- _Exercise brief_: Drop every picture, then repeat the records exactly.

Entries from a dataset of interfaces:
----
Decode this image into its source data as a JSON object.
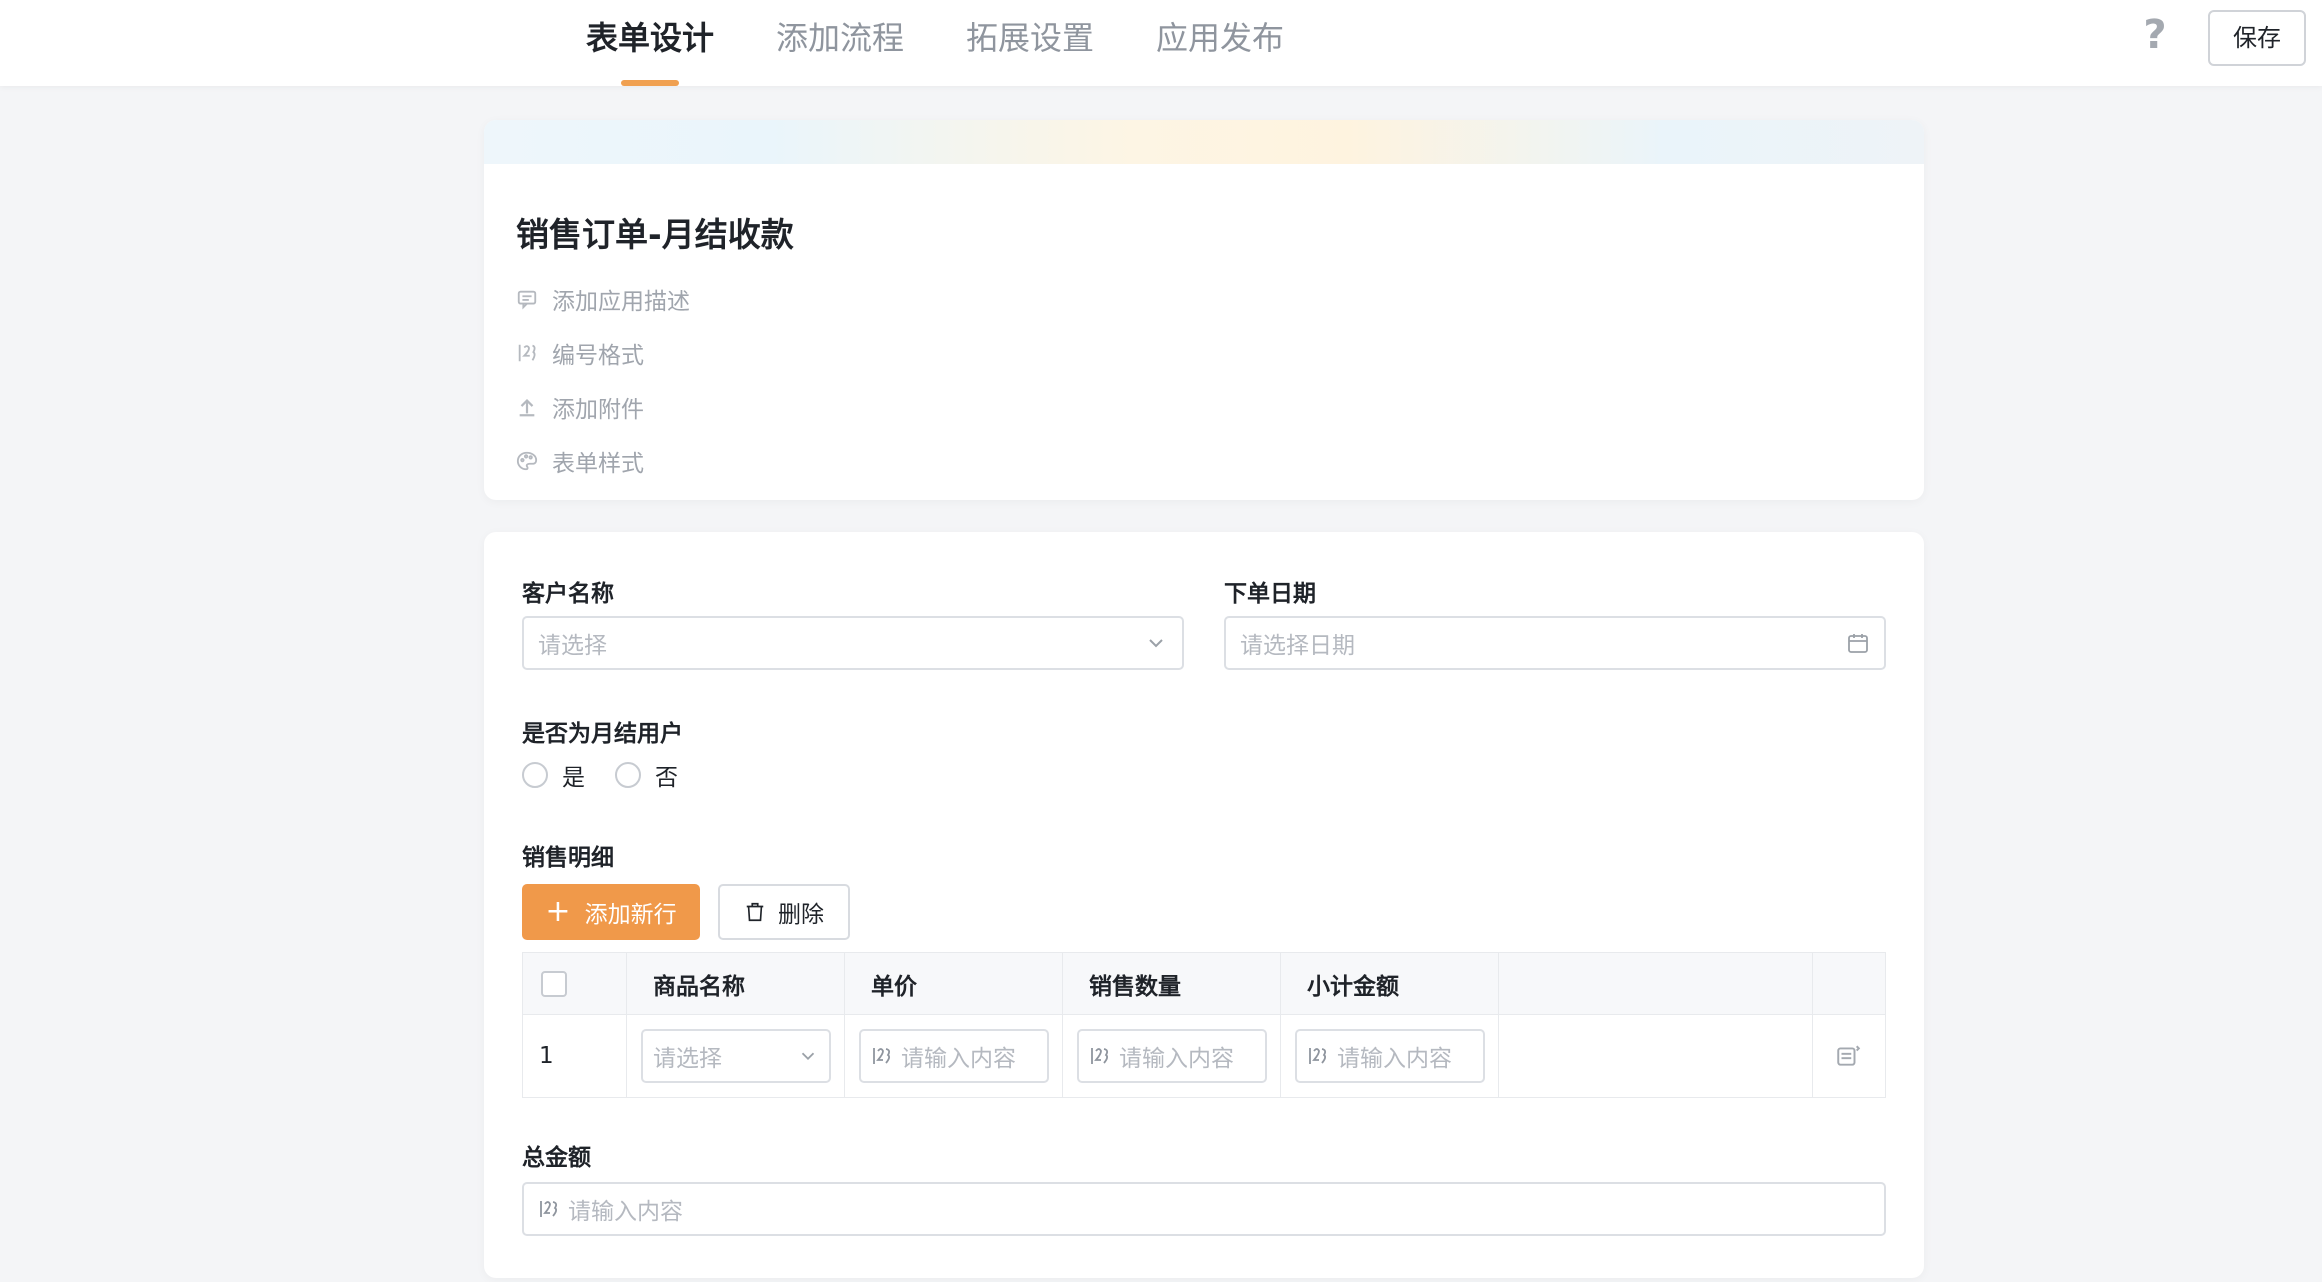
{
  "topbar": {
    "tabs": [
      {
        "label": "表单设计",
        "active": true
      },
      {
        "label": "添加流程",
        "active": false
      },
      {
        "label": "拓展设置",
        "active": false
      },
      {
        "label": "应用发布",
        "active": false
      }
    ],
    "help_label": "?",
    "save_label": "保存",
    "accent_color": "#f0a050"
  },
  "header": {
    "title": "销售订单-月结收款",
    "items": [
      {
        "label": "添加应用描述",
        "icon": "comment-icon"
      },
      {
        "label": "编号格式",
        "icon": "number-format-icon"
      },
      {
        "label": "添加附件",
        "icon": "upload-icon"
      },
      {
        "label": "表单样式",
        "icon": "palette-icon"
      }
    ]
  },
  "form": {
    "customer": {
      "label": "客户名称",
      "placeholder": "请选择"
    },
    "order_date": {
      "label": "下单日期",
      "placeholder": "请选择日期"
    },
    "monthly_user": {
      "label": "是否为月结用户",
      "options": [
        "是",
        "否"
      ]
    },
    "details": {
      "label": "销售明细",
      "add_button": "添加新行",
      "delete_button": "删除",
      "columns": [
        "商品名称",
        "单价",
        "销售数量",
        "小计金额"
      ],
      "rows": [
        {
          "index": "1",
          "product_placeholder": "请选择",
          "price_placeholder": "请输入内容",
          "qty_placeholder": "请输入内容",
          "subtotal_placeholder": "请输入内容"
        }
      ]
    },
    "total": {
      "label": "总金额",
      "placeholder": "请输入内容"
    },
    "primary_color": "#f0994a"
  }
}
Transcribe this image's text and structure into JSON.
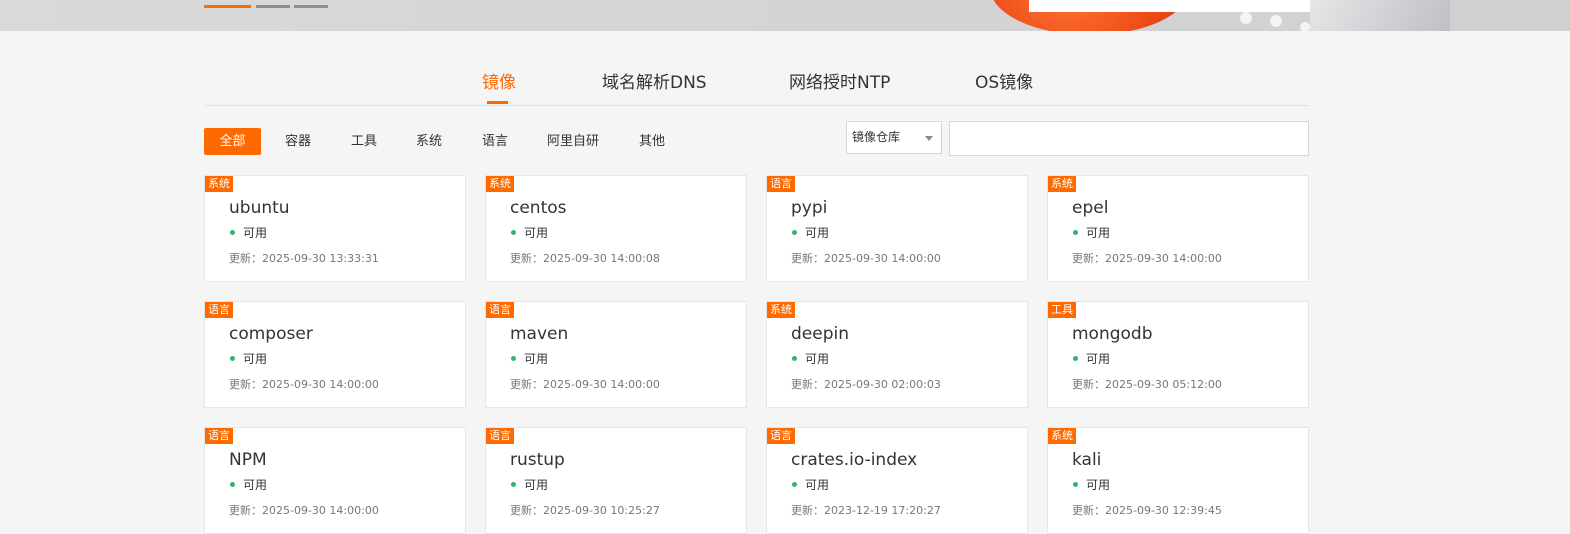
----
- _Solution_:
Decode this image into its source data as a JSON object.
{
  "topbar": {
    "tabs": [
      {
        "label": "表单设计",
        "active": true
      },
      {
        "label": "添加流程",
        "active": false
      },
      {
        "label": "拓展设置",
        "active": false
      },
      {
        "label": "应用发布",
        "active": false
      }
    ],
    "help_label": "?",
    "save_label": "保存",
    "accent_color": "#f0a050"
  },
  "header": {
    "title": "销售订单-月结收款",
    "items": [
      {
        "label": "添加应用描述",
        "icon": "comment-icon"
      },
      {
        "label": "编号格式",
        "icon": "number-format-icon"
      },
      {
        "label": "添加附件",
        "icon": "upload-icon"
      },
      {
        "label": "表单样式",
        "icon": "palette-icon"
      }
    ]
  },
  "form": {
    "customer": {
      "label": "客户名称",
      "placeholder": "请选择"
    },
    "order_date": {
      "label": "下单日期",
      "placeholder": "请选择日期"
    },
    "monthly_user": {
      "label": "是否为月结用户",
      "options": [
        "是",
        "否"
      ]
    },
    "details": {
      "label": "销售明细",
      "add_button": "添加新行",
      "delete_button": "删除",
      "columns": [
        "商品名称",
        "单价",
        "销售数量",
        "小计金额"
      ],
      "rows": [
        {
          "index": "1",
          "product_placeholder": "请选择",
          "price_placeholder": "请输入内容",
          "qty_placeholder": "请输入内容",
          "subtotal_placeholder": "请输入内容"
        }
      ]
    },
    "total": {
      "label": "总金额",
      "placeholder": "请输入内容"
    },
    "primary_color": "#f0994a"
  }
}
Transcribe this image's text and structure into JSON.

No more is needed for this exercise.